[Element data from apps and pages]
++++++++++++++++++++

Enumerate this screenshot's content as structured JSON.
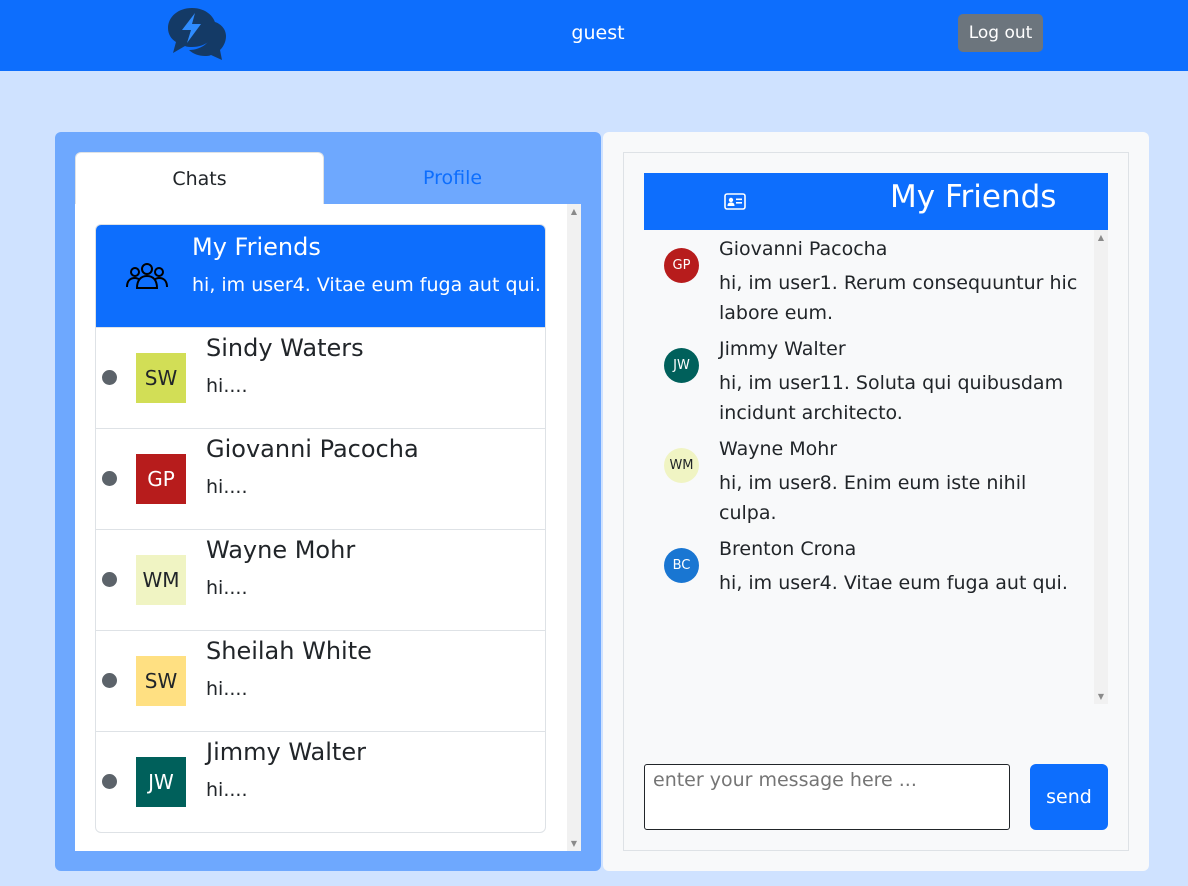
{
  "nav": {
    "username": "guest",
    "logout_label": "Log out",
    "logo_icon": "chat-bubbles-bolt-icon"
  },
  "tabs": [
    {
      "label": "Chats",
      "active": true
    },
    {
      "label": "Profile",
      "active": false
    }
  ],
  "chat_list": {
    "group": {
      "title": "My Friends",
      "last_message": "hi, im user4. Vitae eum fuga aut qui.",
      "icon": "people-icon"
    },
    "friends": [
      {
        "initials": "SW",
        "name": "Sindy Waters",
        "last_message": "hi....",
        "color": "#d2de56",
        "text_color": "#212529"
      },
      {
        "initials": "GP",
        "name": "Giovanni Pacocha",
        "last_message": "hi....",
        "color": "#b71c1c",
        "text_color": "#ffffff"
      },
      {
        "initials": "WM",
        "name": "Wayne Mohr",
        "last_message": "hi....",
        "color": "#f0f4c3",
        "text_color": "#212529"
      },
      {
        "initials": "SW",
        "name": "Sheilah White",
        "last_message": "hi....",
        "color": "#ffe082",
        "text_color": "#212529"
      },
      {
        "initials": "JW",
        "name": "Jimmy Walter",
        "last_message": "hi....",
        "color": "#00605b",
        "text_color": "#ffffff"
      }
    ]
  },
  "chat": {
    "title": "My Friends",
    "header_icon": "contact-card-icon",
    "messages": [
      {
        "initials": "GP",
        "name": "Giovanni Pacocha",
        "text": "hi, im user1. Rerum consequuntur hic labore eum.",
        "color": "#b71c1c",
        "text_color": "#ffffff"
      },
      {
        "initials": "JW",
        "name": "Jimmy Walter",
        "text": "hi, im user11. Soluta qui quibusdam incidunt architecto.",
        "color": "#00605b",
        "text_color": "#ffffff"
      },
      {
        "initials": "WM",
        "name": "Wayne Mohr",
        "text": "hi, im user8. Enim eum iste nihil culpa.",
        "color": "#f0f4c3",
        "text_color": "#212529"
      },
      {
        "initials": "BC",
        "name": "Brenton Crona",
        "text": "hi, im user4. Vitae eum fuga aut qui.",
        "color": "#1976d2",
        "text_color": "#ffffff"
      }
    ],
    "input_placeholder": "enter your message here ...",
    "send_label": "send"
  },
  "colors": {
    "primary": "#0d6efd",
    "page_bg": "#cfe2ff",
    "panel_bg": "#6ea8fe",
    "logout_bg": "#6c757d",
    "status_dot": "#5c636a"
  }
}
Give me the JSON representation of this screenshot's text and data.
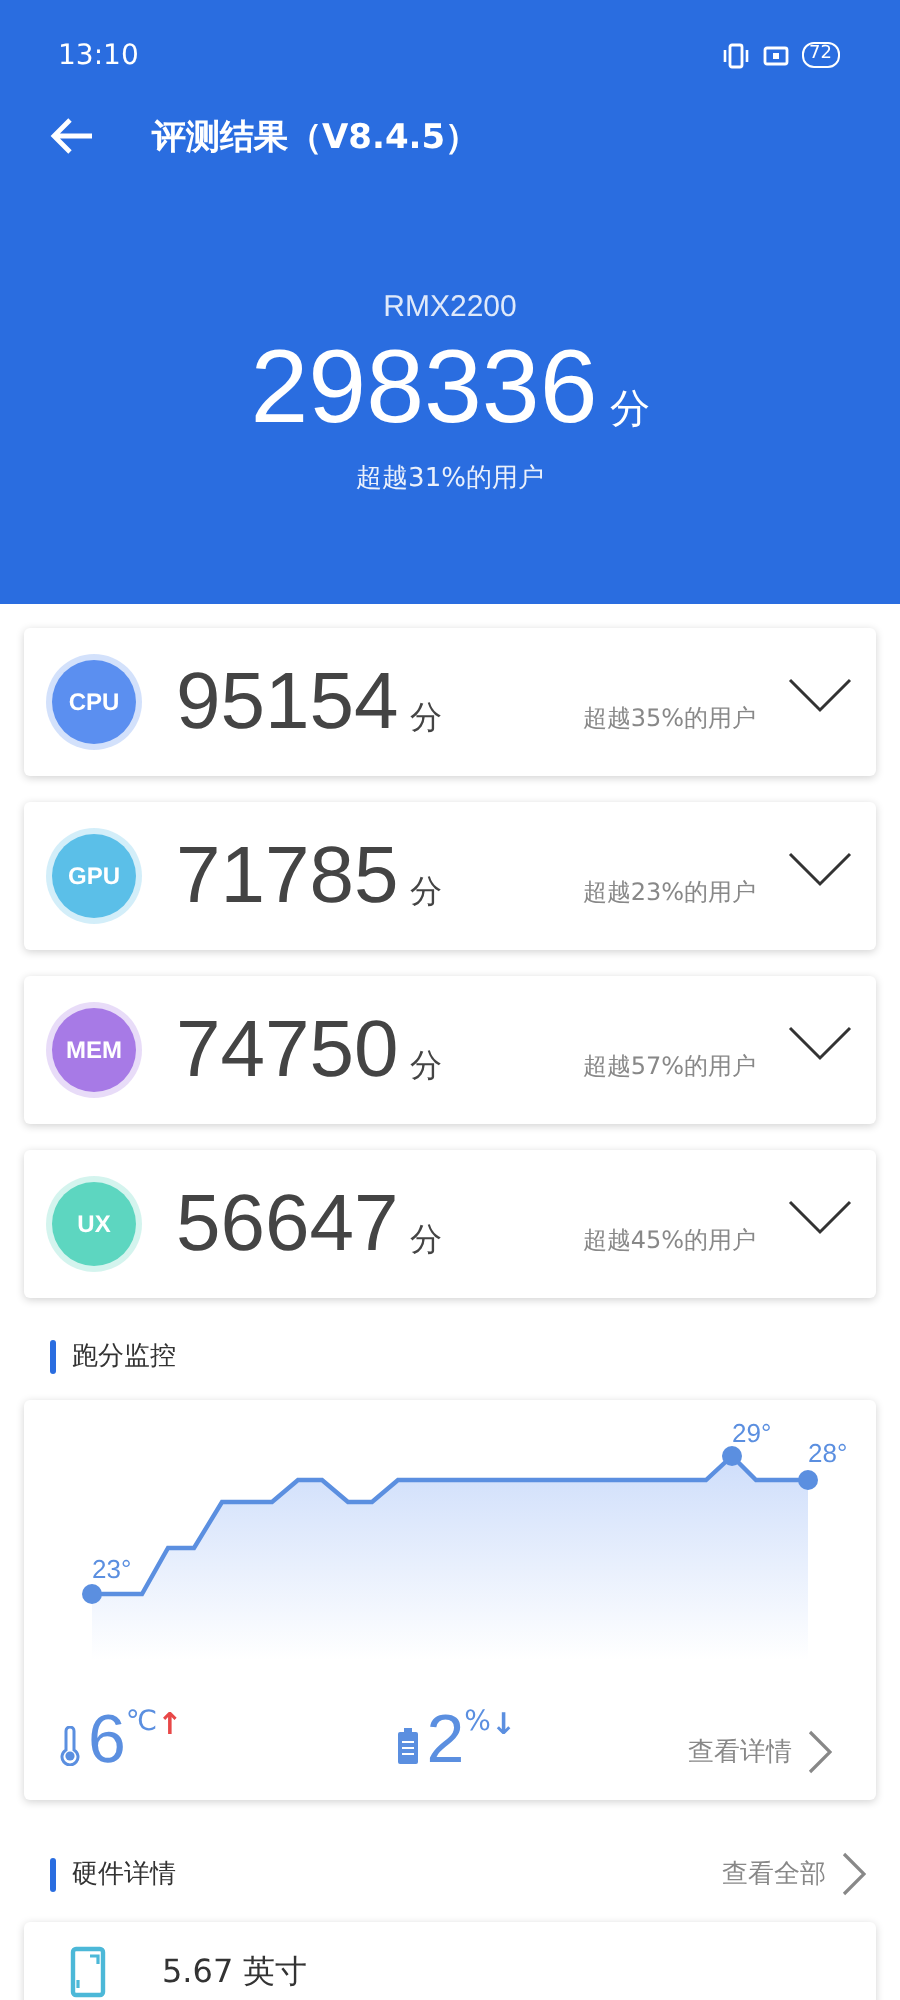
{
  "status_bar": {
    "time": "13:10",
    "battery": "72"
  },
  "header": {
    "title": "评测结果（V8.4.5）",
    "device": "RMX2200",
    "total_score": "298336",
    "unit": "分",
    "rank": "超越31%的用户"
  },
  "scores": [
    {
      "badge": "CPU",
      "color": "#5b8ff0",
      "score": "95154",
      "unit": "分",
      "rank": "超越35%的用户",
      "expanded": false
    },
    {
      "badge": "GPU",
      "color": "#5bbfe8",
      "score": "71785",
      "unit": "分",
      "rank": "超越23%的用户",
      "expanded": false
    },
    {
      "badge": "MEM",
      "color": "#a77ae6",
      "score": "74750",
      "unit": "分",
      "rank": "超越57%的用户",
      "expanded": false
    },
    {
      "badge": "UX",
      "color": "#5dd6c0",
      "score": "56647",
      "unit": "分",
      "rank": "超越45%的用户",
      "expanded": false
    }
  ],
  "monitor": {
    "title": "跑分监控",
    "point_labels": [
      "23°",
      "29°",
      "28°"
    ],
    "temperature": {
      "value": "6",
      "unit": "℃",
      "arrow": "↑"
    },
    "battery": {
      "value": "2",
      "unit": "%",
      "arrow": "↓"
    },
    "link": "查看详情"
  },
  "hardware": {
    "title": "硬件详情",
    "link": "查看全部",
    "items": [
      {
        "text": "5.67 英寸"
      }
    ]
  }
}
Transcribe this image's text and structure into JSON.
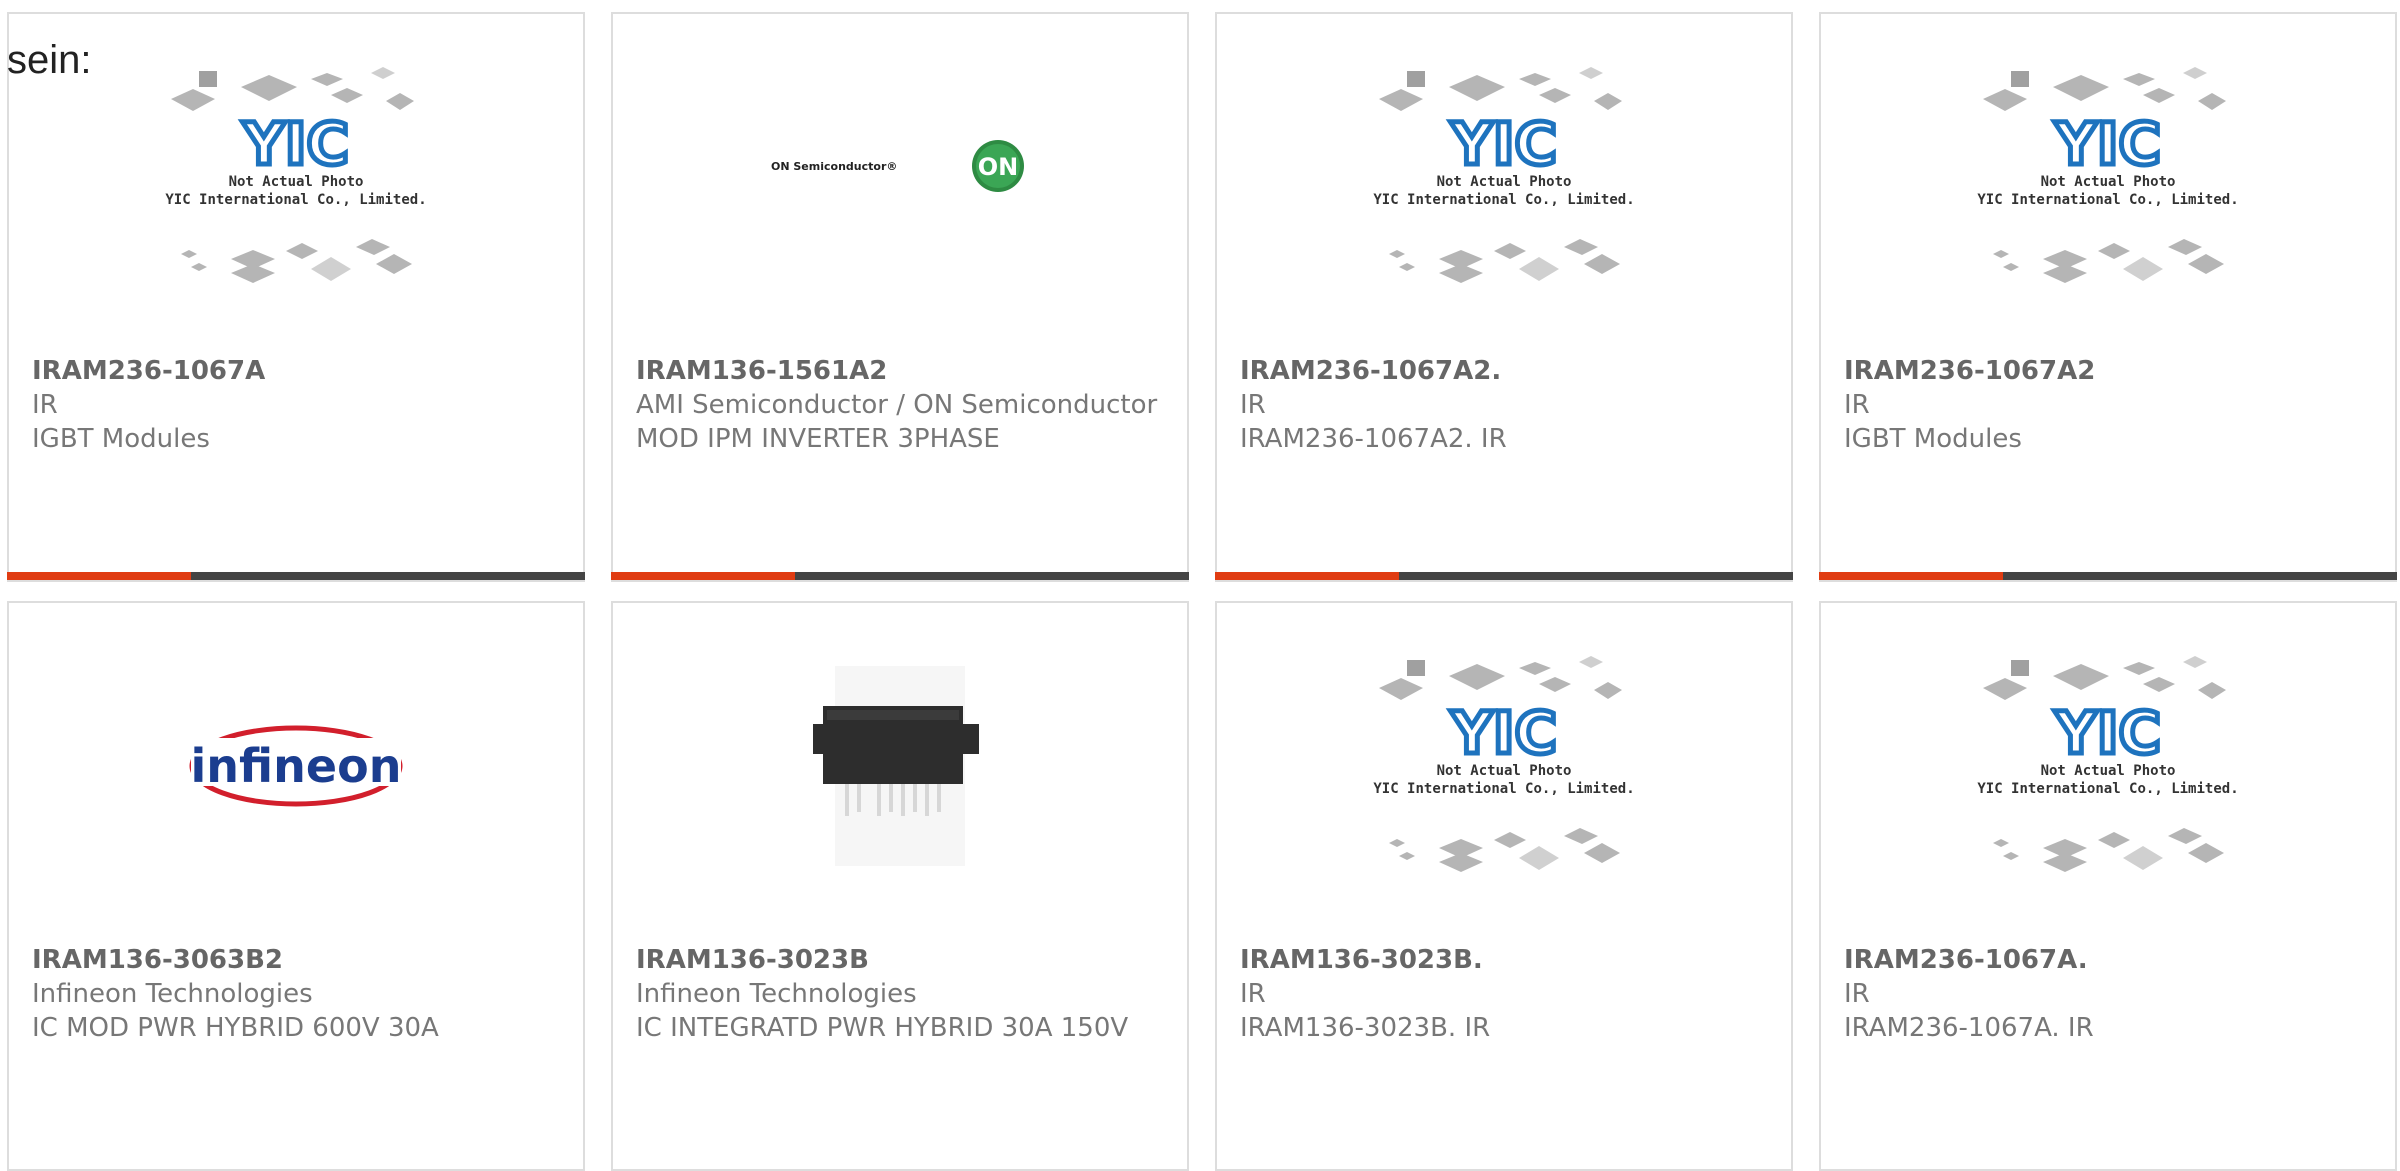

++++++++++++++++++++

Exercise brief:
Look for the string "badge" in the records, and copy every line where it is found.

Answer to the problem:
      "badge": "CPU",
      "badge": "GPU",
      "badge": "MEM",
      "badge": "UX",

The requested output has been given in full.